The publication said that while Mr Obama has been “handcuffed” by domestic politics, Mr Putin has consolidated his control over Russia and the global state.

The political figure who endured the greatest blow was Prime Minister David Cameron, who was not only displaced from the top ten, but the subject of a scathing analysis mocking the notion that he was once seen as Margaret Thatcher’s heir.

It was, though, the top of the list – now in its fifth year – that set tongues wagging.

Russia’s dominance in foreign policy areas, according to Forbes, nudged Mr Putin ahead of his US counterpart, with the magazine stating: “Anyone watching the chess match over Syria has a clear idea of the shift in the power towards Putin.”

The 61-year-old’s sense of power manifested itself yesterday as the Kremlin issued a terse statement confirming that it had launched two intercontinental ballistic missiles in a test exercise, the latest example of Russia’s military modernisation.

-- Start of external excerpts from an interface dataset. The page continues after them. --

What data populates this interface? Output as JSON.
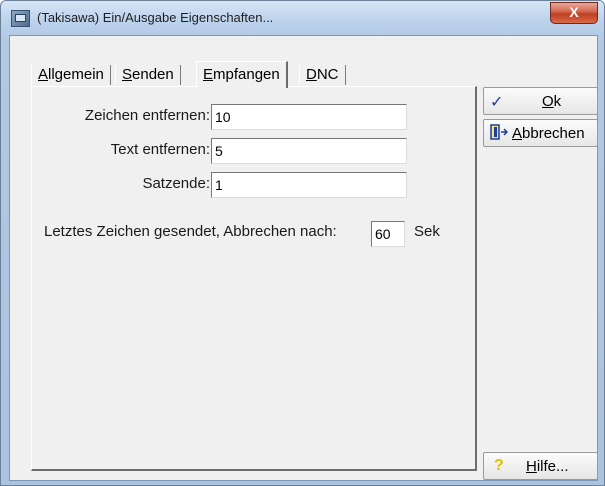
{
  "window": {
    "title": "(Takisawa) Ein/Ausgabe Eigenschaften...",
    "close_label": "X"
  },
  "tabs": [
    {
      "label_first": "A",
      "label_rest": "llgemein",
      "active": false
    },
    {
      "label_first": "S",
      "label_rest": "enden",
      "active": false
    },
    {
      "label_first": "E",
      "label_rest": "mpfangen",
      "active": true
    },
    {
      "label_first": "D",
      "label_rest": "NC",
      "active": false
    }
  ],
  "form": {
    "zeichen_label": "Zeichen entfernen:",
    "zeichen_value": "10",
    "text_label": "Text entfernen:",
    "text_value": "5",
    "satzende_label": "Satzende:",
    "satzende_value": "1",
    "timeout_label": "Letztes Zeichen gesendet, Abbrechen nach:",
    "timeout_value": "60",
    "timeout_unit": "Sek"
  },
  "buttons": {
    "ok_first": "O",
    "ok_rest": "k",
    "cancel_first": "A",
    "cancel_rest": "bbrechen",
    "help_first": "H",
    "help_rest": "ilfe..."
  },
  "colors": {
    "ok_check": "#1a3fa0",
    "help_icon": "#e0c000",
    "cancel_icon": "#1a3fa0"
  }
}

By contrast, Forbes said that while Mr Obama remained at the helm of the most powerful nation in the world thanks to the size and might of the US economy and military, he had endured a torrid time in office.

The magazine wrote: “His signature legislation, Obamacare, is under fire, US allies are outraged over NSA surveillance overseas and the government shutdown for 16 days in October begs the question: who’s in control here? It appears that President Obama’s lame duck period has set in earlier than usual for a two-term president, causing him to drop one notch from the number one spot.”

Elsewhere, the magazine criticised Mr Cameron for condemning the Guardian over the Edward Snowden whistleblowing affair, and said he suffered due to his “flip flop approach” to green taxes, having pledged to slash tax on household energy bills.

Placing the Conservative leader at number 11 in the list – the sole British representative – Forbes stated: “The Conservative PM guides the world’s sixth largest economy and was once hailed as the second coming of Margaret Thatcher. No more.”

By contrast, other movers and shakers in world politics were deemed to wield greater power according to the annual ranking, including Xi Jinping, the general secretary of China’s Communist Party, who rose six places, from nine in 2012 to three this year.

Once again the magazine declared German chancellor Angela Merkel the most powerful woman in the world, putting her at number five in the list, one place behind Pope Francis.

After political power, wealth was the greatest guarantee of entry to the exclusive club. Microsoft tycoon Bill Gates took the sixth place, US Federal Reserve chairman Ben Bernanke was at seven, Saudi Arabia’s King Abdullah at eight and European Central Bank president Mario Draghi at nine.

Overall, no less than 28 of the entries were billionaires, with a combined wealth in excess of £350 billion.

The full rankings are at www.forbes.com/power